The Schrems II ruling has thrown transatlantic data traffic into a state of existential crisis. In mid-2020, the European Court of Justice (ECJ) ruled that the central legal basis for the flow of data between the EU and the US (known as the Privacy Shield framework) was not compatible with European law. But it didn’t end there. German supervisory authorities have now begun large-scale checks to find any companies that nevertheless continued sending data to the US. Now, all of a sudden, we can see a (deceptive) light at the end of the tunnel – the European Commission has now presented a possible solution for EU companies as a starting point. But before we get into the details, there are a few things businesses should keep in mind…
The EU General Data Protection Regulation (GDPR) stipulates that any processing of data (and therefore any transmission) is in principle unlawful unless the data subject consents to the processing or there is a legal provision in place that allows the data to be processed, even without consent. However, anyone who wishes to transfer personal data to a country outside the European Union needs more than “just” consent or a legal provision that does not require consent. This is because the GDPR assumes that the same level of data protection does not generally exist outside the European Union. Because of this, an additional basis for authorization is needed to send data to a third country.
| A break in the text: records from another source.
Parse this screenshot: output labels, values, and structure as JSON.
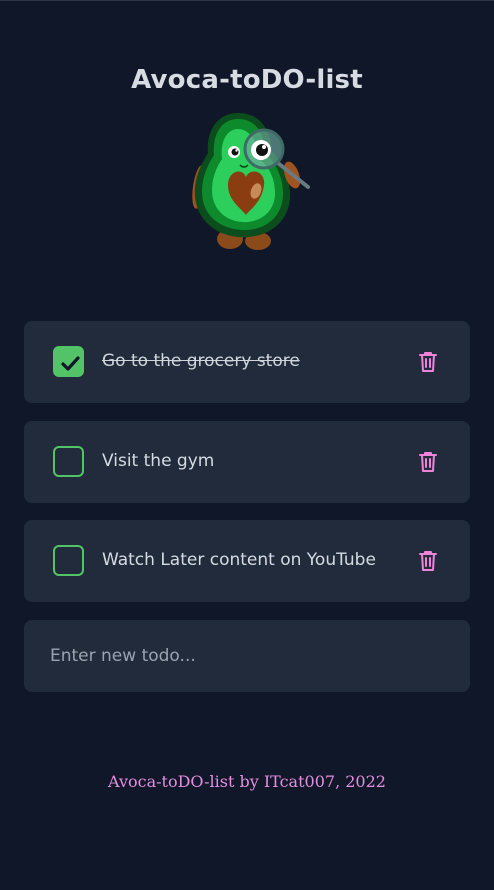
{
  "app": {
    "title": "Avoca-toDO-list"
  },
  "todos": [
    {
      "label": "Go to the grocery store",
      "done": true
    },
    {
      "label": "Visit the gym",
      "done": false
    },
    {
      "label": "Watch Later content on YouTube",
      "done": false
    }
  ],
  "new_todo": {
    "placeholder": "Enter new todo...",
    "value": ""
  },
  "footer": {
    "text": "Avoca-toDO-list by ITcat007, 2022"
  },
  "icons": {
    "check": "check-icon",
    "delete": "trash-icon",
    "mascot": "avocado-with-magnifying-glass"
  },
  "colors": {
    "background": "#0f1729",
    "card": "#222b3c",
    "accent_green": "#52c366",
    "delete_pink": "#ef82d9",
    "footer_pink": "#e68ee0",
    "text": "#d6dbe3"
  }
}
Until mid-2020, data transfers to the US were commonly based on the Privacy Shield framework, or on what are known as EU standard contractual clauses. By way of brief explanation:
The Privacy Shield framework was an agreement between the EU and the US to allow data to be transferred to those US companies that have registered in the US as compliant with data protection law.
EU standard contractual clauses, however, are contractual templates issued by the EU Commission which companies outside the EU (e.g. in the US) could use to contractually comply with EU data protection standards.
However, the ECJ ruled that the Privacy Shield framework was not compatible with EU law, casting a bit of quiet doubt on US companies’ ability to even comply with the obligations stipulated in the EU standard contractual clauses in the first place. In numerous cases, both legal bases for sending data to the US then ceased to apply.
The EU Commission’s proposed solution
The EU Commission has now drafted new contractual templates for third country data transfers (known as standard contractual clauses). However, the EU Commission has left one key question unanswered: Are US companies even capable of fulfilling these new contracts?
The 19th recital of the draft ruling states:
The transfer and processing of personal data under standard contractual clauses should not take place if the laws and practices of the third country of destination prevent the data importer from complying with the clauses.
In other words, anyone who wants to send personal data to the US on the basis of these new standard contractual clauses is required to research US law to check whether the data recipients in the US are capable of complying with their obligations in the first place.
Where do we go from here?
The next steps are as follows:
First: Every company takes its list of processing activities into its own hands and examines which processing operations involve transferring data to the US.
Second: Where a company finds that a US data transfer is based on the data subject’s consent, granted separately, this should remain so for the time being. However, if a company finds that a data transfer to the US is based on the old standard contractual clauses, a further verification step should be added (see the third step).
Third: Any processes based on standard contractual clauses should first be examined to determine whether, in that specific case, the applicable US law affords compliance with the new standard contractual clauses. The new standard contractual clauses should only be used if compliance is indeed possible. Otherwise, an alternative will have to be sought.
Anyone intending to propose the use of standard contractual clauses to US (or other non-EU) companies should note that the contractual templates are modular. This means companies must first analyze the data transfer process before choosing the correct modules.
Furthermore, this is the first time the EU Commission has also issued standard data processing agreements. These should not be confused with or substituted for standard contractual clauses. It is conceivable the two could be combined.
Dr. Stephan Gärtner, Stanhope SG Datenschutz